The delivery center

It's nondescript. If it weren't for the red Tesla flags fluttering in the wind outside its entrance, you'd never suspect. The Teslas are parked inside, on carpet -- past an espresso bar that serves a variety of coffee drinks brewed with a special Supercharger blend. I was introduced to my personal sales associate Roberto, and he pulled back a curtain to escort me to my shiny red Model 3, which was parked with about 30 other cars -- most of them black, gray and white. He walked me through the car's basics, including the Tesla app that serves as the 3's key, and its basic features. A half hour later, I signed the purchase agreement and registration, and then I was off.

So, how is it?

Considering I was getting major cold feet about the car a few weeks ago, after reading reports about shoddy build quality and reviews that criticized its do-everything tablet-like screen, I LOVE it. It's a lot more money than I wanted to spend -- total cost including taxes and registration came out to about $56,000 -- but it's super fun to drive, extremely quick off the line, quiet, great handling. I hope I continue to love it, because for how much it's costing, I'll need to keep it for the next several years. The screen is way more intuitive than I thought it would be. And that stereo!

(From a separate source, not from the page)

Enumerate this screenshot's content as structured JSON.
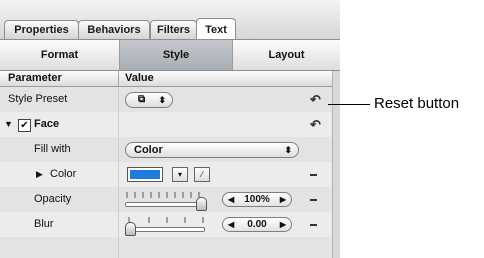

I forgot how much I love listening to music while driving on a sound system that sounds like God is my DJ. With the Model 3, I may not get free supercharging, but the Tesla music library is a gem.